I asked what kinds of olive oil I should buy to get a higher amount of phenols, thinking maybe I needed to splurge on fancier oils with higher price tags. "The phenols are very important," he said. "But they're not telling you about the quality of the oil. Phenols are in the fruit in response to stress." Whether the olive orchards are irrigated, the kinds of soil they're grown in, and other environmental factors help determine how high the phenol levels are in the olives, and while that can have a direct effect on the characteristics of an oil, it doesn't necessarily correlate with quality. There can be good high-phenol oils and bad ones, good low-phenol oils and bad ones.

After talking to Ravetti, I walked back into my kitchen. On the counter was a container of that low-phenol California olive oil I'd been messing around with, blending it with water for minutes on end, then tasting it to see if I could pick up on any uptick in bitterness that might have resulted from the phenols moving into the water phase. I hadn't noticed it earlier, when the water was still somewhat suspended in the oil, but now it had fully settled on the bottom. I strained the oil off the top and tasted the water below. With the oil gone, the water was undeniably quite bitter.


Does making mayonnaise in a blender with olive oil lead to bitter results? Yes, it can, but it's not guaranteed to be unpleasantly so. What we know for sure is that bitter polyphenols that occur naturally in olive oil are water-soluble, and, given enough of an opportunity, can migrate from the oil into any water present (say, in the form of lemon juice, egg white, or vinegar in a mayonnaise). This can make the mayonnaise taste more bitter.

But whether you actually notice this bitterness will depend on several factors. The amount of phenols in any given oil is likely a big variable, but it's a difficult one to predict unless you have fancy scientific equipment that can measure such a thing. The power of your blender and the heat generated can also matter, as Ravetti pointed out when he told me he's noticed a correlation between bitterness and both the olive mill speed "intensity and temperature," with bitterness going up as crushing speeds and temperatures rise. This is likely why hand-whisking is less of an offender than high-speed blending, and it's conceivable that a more powerful blender and/or longer blending times may exacerbate the bitterness issue.

Beyond that, I can't discount the possibility that some people are more sensitive to this bitterness than others, despite my own (somewhat questionable) "supertaster" status. And in mayo recipes with garlic, there's the added variable of how it's incorporated into the mixture, with powerful blending likely increasing bitterness even more.

So should you avoid using a blender when incorporating olive oil into emulsions like mayonnaise? I'd say it depends. How sensitive to bitter flavors are you? And has bitter mayo been an issue for you before? If you've used a familiar brand of olive oil to make mayo with a blender and it's never led to trouble for you, I'd say don't worry about it too much. But if it's a recurring problem, it's probably better to stick to the old advice of whisking olive oil in by hand, or switch olive oils until you find one that is less problematic.

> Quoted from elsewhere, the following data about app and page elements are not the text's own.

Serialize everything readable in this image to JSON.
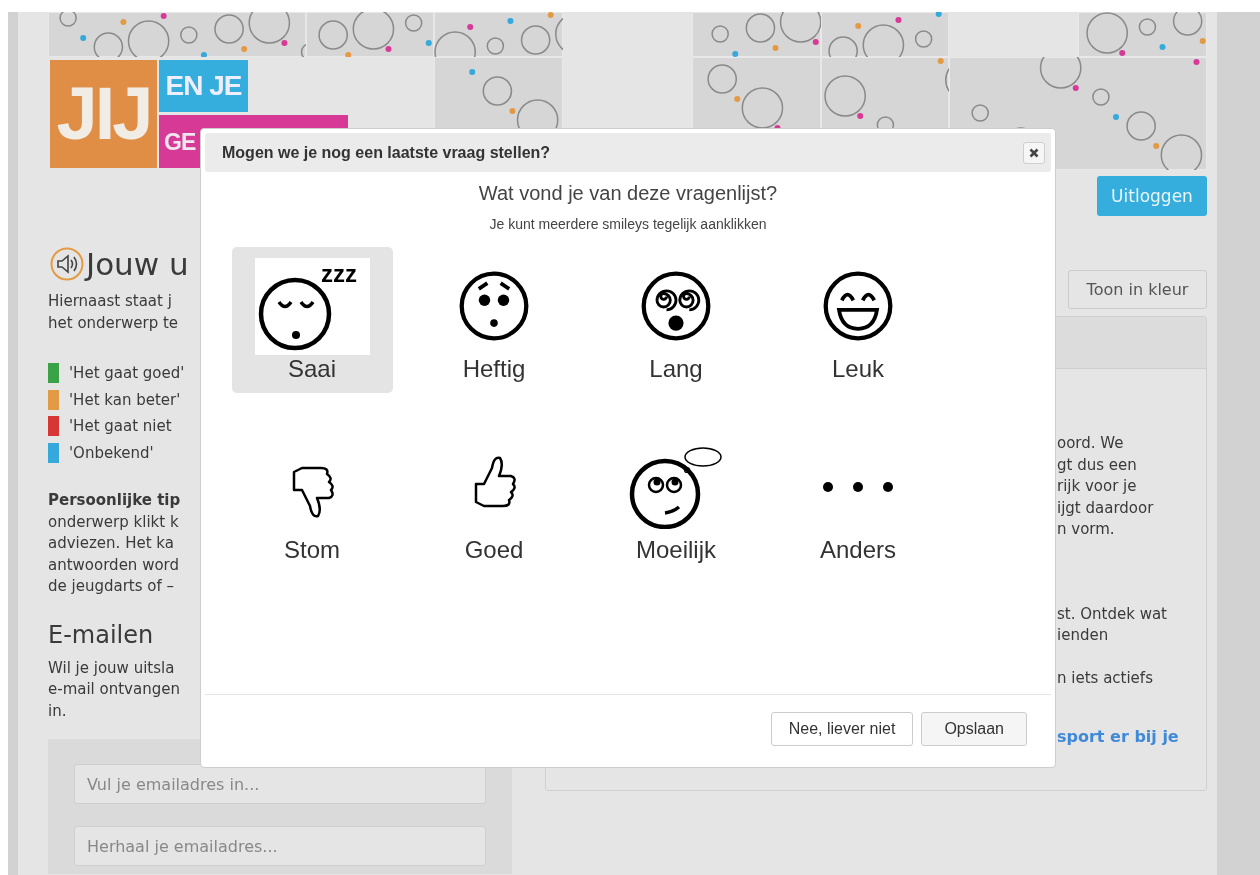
{
  "header": {
    "logo": {
      "word_1": "JIJ",
      "word_2": "EN JE",
      "word_3": "GE"
    }
  },
  "logout_button": "Uitloggen",
  "results": {
    "title": "Jouw u",
    "intro": [
      "Hiernaast staat j",
      "het onderwerp te"
    ],
    "legend": [
      {
        "label": "'Het gaat goed'",
        "color": "#3aa348"
      },
      {
        "label": "'Het kan beter'",
        "color": "#e39a44"
      },
      {
        "label": "'Het gaat niet",
        "color": "#d83535"
      },
      {
        "label": "'Onbekend'",
        "color": "#36a9dc"
      }
    ],
    "tips": [
      "**Persoonlijke tip**",
      "onderwerp klikt k",
      "adviezen. Het ka",
      "antwoorden word",
      "de jeugdarts of –"
    ]
  },
  "email": {
    "title": "E-mailen",
    "lines": [
      "Wil je jouw uitsla",
      "e-mail ontvangen",
      "in."
    ],
    "fields": [
      {
        "placeholder": "Vul je emailadres in..."
      },
      {
        "placeholder": "Herhaal je emailadres..."
      }
    ]
  },
  "color_button": "Toon in kleur",
  "info_panel": {
    "paragraphs": [
      [
        "oord. We",
        "gt dus een",
        "rijk voor je",
        "ijgt daardoor",
        "n vorm."
      ],
      [
        "st. Ontdek wat",
        "ienden"
      ],
      [
        "n iets actiefs"
      ]
    ],
    "link": "sport er bij je"
  },
  "dialog": {
    "title": "Mogen we je nog een laatste vraag stellen?",
    "question": "Wat vond je van deze vragenlijst?",
    "hint": "Je kunt meerdere smileys tegelijk aanklikken",
    "options": [
      {
        "label": "Saai",
        "selected": true,
        "icon_text": "zzz"
      },
      {
        "label": "Heftig",
        "selected": false
      },
      {
        "label": "Lang",
        "selected": false
      },
      {
        "label": "Leuk",
        "selected": false
      },
      {
        "label": "Stom",
        "selected": false
      },
      {
        "label": "Goed",
        "selected": false
      },
      {
        "label": "Moeilijk",
        "selected": false
      },
      {
        "label": "Anders",
        "selected": false
      }
    ],
    "buttons": [
      {
        "label": "Nee, liever niet",
        "kind": "secondary"
      },
      {
        "label": "Opslaan",
        "kind": "primary"
      }
    ]
  }
}
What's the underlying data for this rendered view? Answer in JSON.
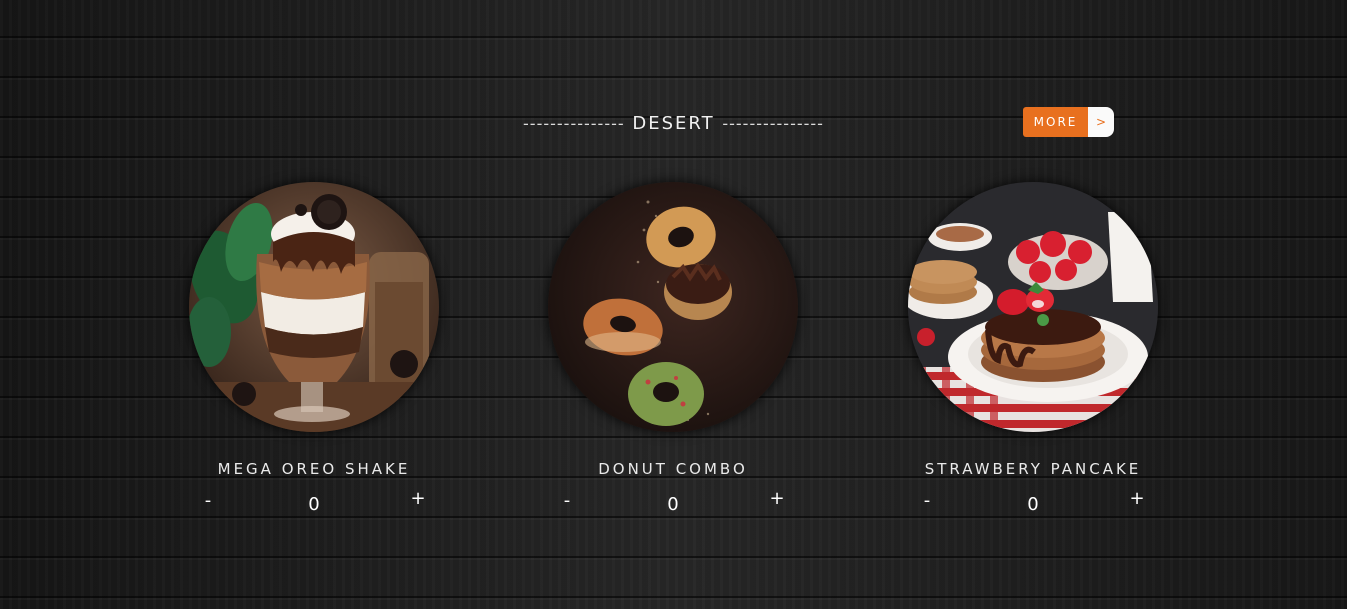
{
  "section": {
    "dashes_left": "---------------",
    "title": "DESERT",
    "dashes_right": "---------------"
  },
  "more_button": {
    "label": "MORE",
    "arrow": ">",
    "color": "#e8701f"
  },
  "items": [
    {
      "name": "MEGA OREO SHAKE",
      "image": "oreo-shake-photo",
      "minus": "-",
      "quantity": "0",
      "plus": "+"
    },
    {
      "name": "DONUT COMBO",
      "image": "donut-combo-photo",
      "minus": "-",
      "quantity": "0",
      "plus": "+"
    },
    {
      "name": "STRAWBERY PANCAKE",
      "image": "strawberry-pancake-photo",
      "minus": "-",
      "quantity": "0",
      "plus": "+"
    }
  ]
}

This article has been updated with additional testing and expert interviews.

June 2018